§ Assignment: From the records below, print only the part that opens with the line containing "Convert this screenshot" and closes with the line containing "Enumerate this screenshot's"; omit the pictures.
[Dataset extract Boundary: Start]
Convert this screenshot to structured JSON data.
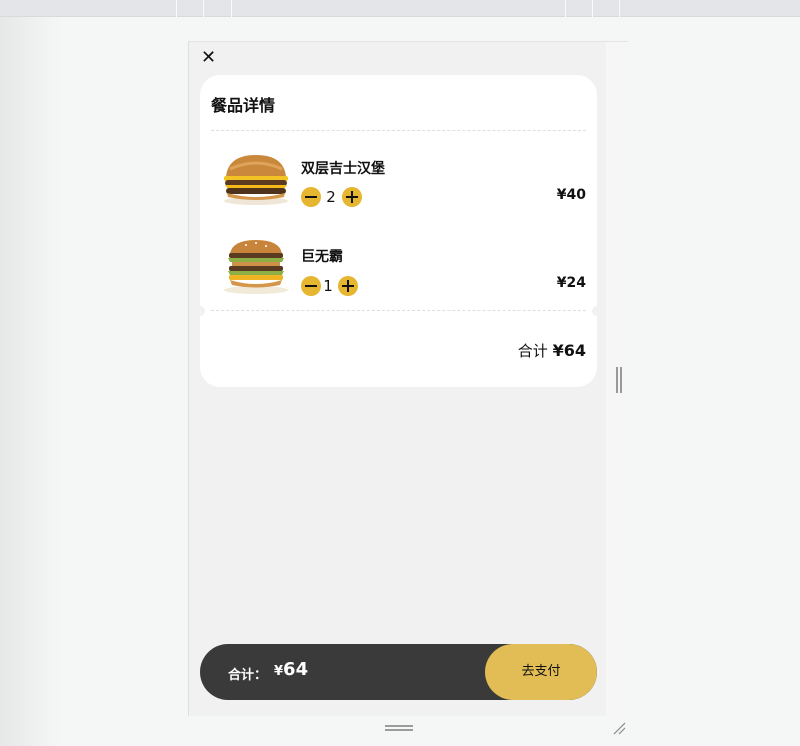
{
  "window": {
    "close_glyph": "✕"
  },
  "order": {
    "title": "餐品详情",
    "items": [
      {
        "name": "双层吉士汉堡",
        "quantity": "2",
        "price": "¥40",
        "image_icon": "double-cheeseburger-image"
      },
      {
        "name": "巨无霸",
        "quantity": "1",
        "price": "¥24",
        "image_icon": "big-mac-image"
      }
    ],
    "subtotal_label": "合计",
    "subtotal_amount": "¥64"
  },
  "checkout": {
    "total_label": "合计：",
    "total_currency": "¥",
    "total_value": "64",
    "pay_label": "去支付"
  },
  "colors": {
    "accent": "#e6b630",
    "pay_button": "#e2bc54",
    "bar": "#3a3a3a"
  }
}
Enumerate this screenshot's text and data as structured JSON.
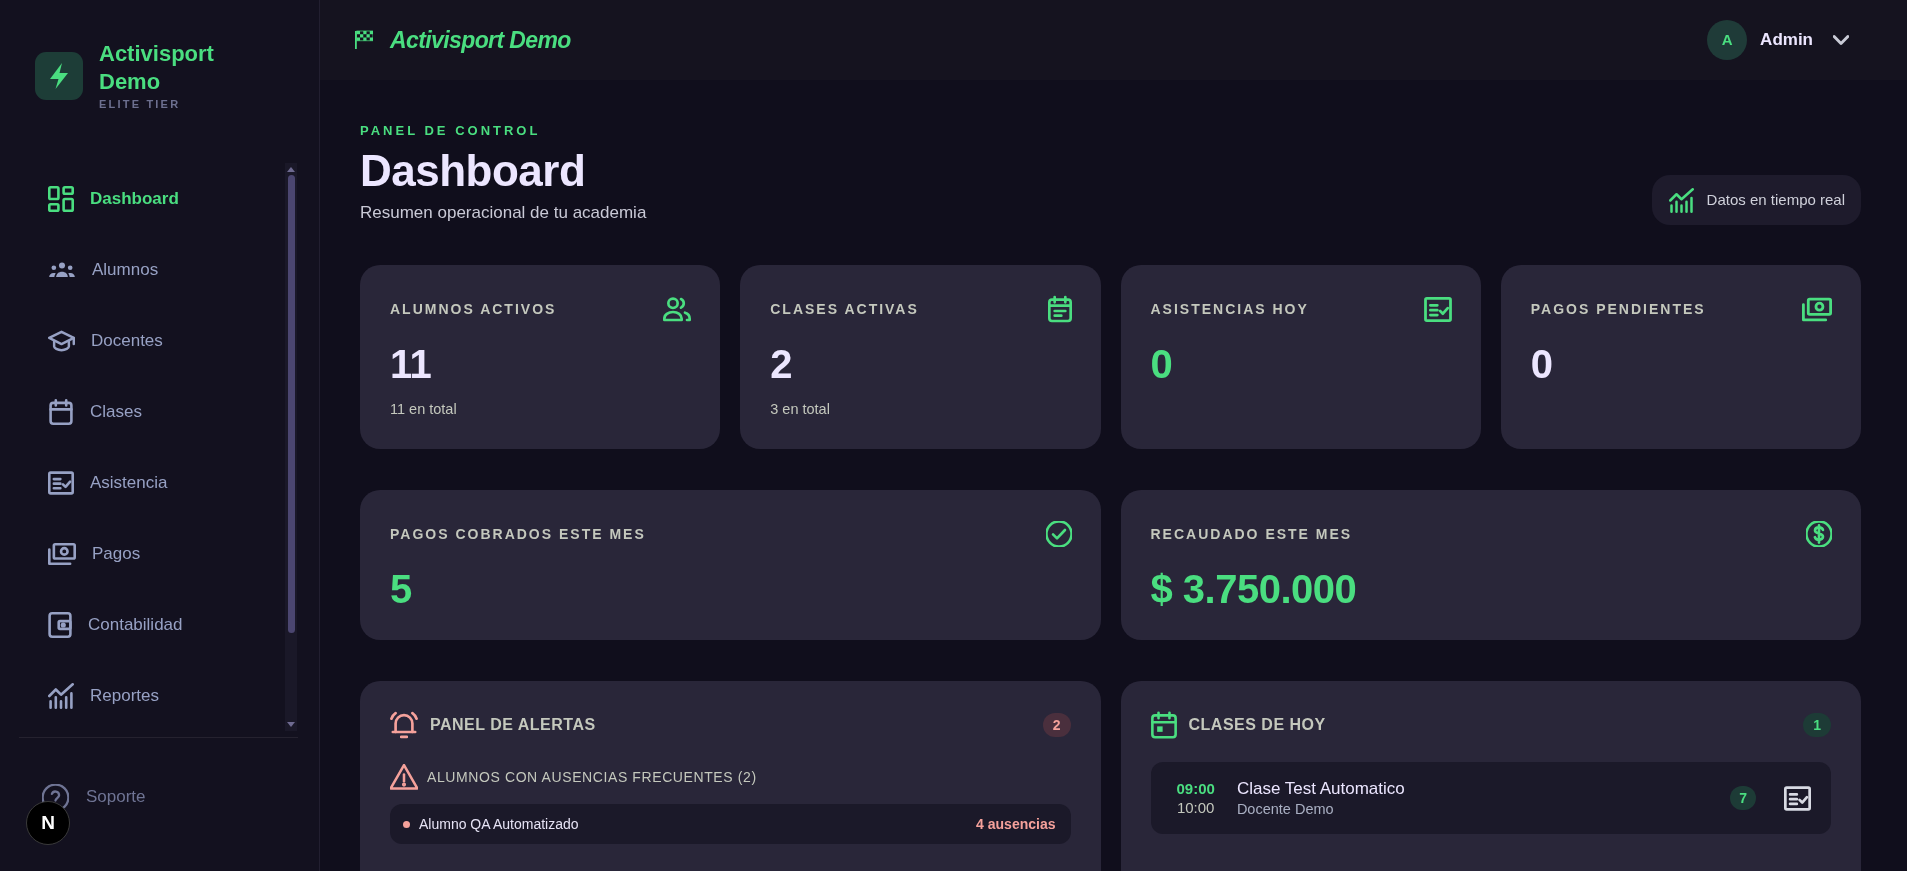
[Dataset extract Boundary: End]
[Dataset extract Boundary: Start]
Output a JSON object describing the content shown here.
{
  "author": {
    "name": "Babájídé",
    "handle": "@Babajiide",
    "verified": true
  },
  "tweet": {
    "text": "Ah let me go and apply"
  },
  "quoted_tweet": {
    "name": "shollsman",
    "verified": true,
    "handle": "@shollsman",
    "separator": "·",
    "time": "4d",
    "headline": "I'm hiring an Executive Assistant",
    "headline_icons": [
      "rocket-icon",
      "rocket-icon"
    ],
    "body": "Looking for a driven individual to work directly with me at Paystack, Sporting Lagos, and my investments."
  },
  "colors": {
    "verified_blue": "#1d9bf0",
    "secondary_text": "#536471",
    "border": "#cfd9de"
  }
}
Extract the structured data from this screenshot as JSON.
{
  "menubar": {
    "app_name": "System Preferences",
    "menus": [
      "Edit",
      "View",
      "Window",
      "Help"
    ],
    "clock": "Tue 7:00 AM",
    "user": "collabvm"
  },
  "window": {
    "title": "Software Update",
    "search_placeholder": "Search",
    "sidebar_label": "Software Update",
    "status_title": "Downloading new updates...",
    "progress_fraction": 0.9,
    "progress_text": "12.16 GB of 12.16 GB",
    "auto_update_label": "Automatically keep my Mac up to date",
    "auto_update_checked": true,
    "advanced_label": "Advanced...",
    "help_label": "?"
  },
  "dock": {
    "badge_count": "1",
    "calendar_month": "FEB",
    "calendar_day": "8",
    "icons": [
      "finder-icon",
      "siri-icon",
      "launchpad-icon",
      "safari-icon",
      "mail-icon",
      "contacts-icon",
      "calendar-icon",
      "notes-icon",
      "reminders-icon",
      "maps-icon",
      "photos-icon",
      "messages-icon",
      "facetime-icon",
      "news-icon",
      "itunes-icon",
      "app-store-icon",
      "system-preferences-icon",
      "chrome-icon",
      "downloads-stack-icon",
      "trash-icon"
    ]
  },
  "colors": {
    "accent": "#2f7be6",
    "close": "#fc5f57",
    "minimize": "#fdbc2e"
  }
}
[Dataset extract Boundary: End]
§ Result of the exercise:
Convert this screenshot to structured JSON data.
{
  "window": {
    "close_glyph": "✕"
  },
  "order": {
    "title": "餐品详情",
    "items": [
      {
        "name": "双层吉士汉堡",
        "quantity": "2",
        "price": "¥40",
        "image_icon": "double-cheeseburger-image"
      },
      {
        "name": "巨无霸",
        "quantity": "1",
        "price": "¥24",
        "image_icon": "big-mac-image"
      }
    ],
    "subtotal_label": "合计",
    "subtotal_amount": "¥64"
  },
  "checkout": {
    "total_label": "合计：",
    "total_currency": "¥",
    "total_value": "64",
    "pay_label": "去支付"
  },
  "colors": {
    "accent": "#e6b630",
    "pay_button": "#e2bc54",
    "bar": "#3a3a3a"
  }
}
Enumerate this screenshot's text and data as structured JSON.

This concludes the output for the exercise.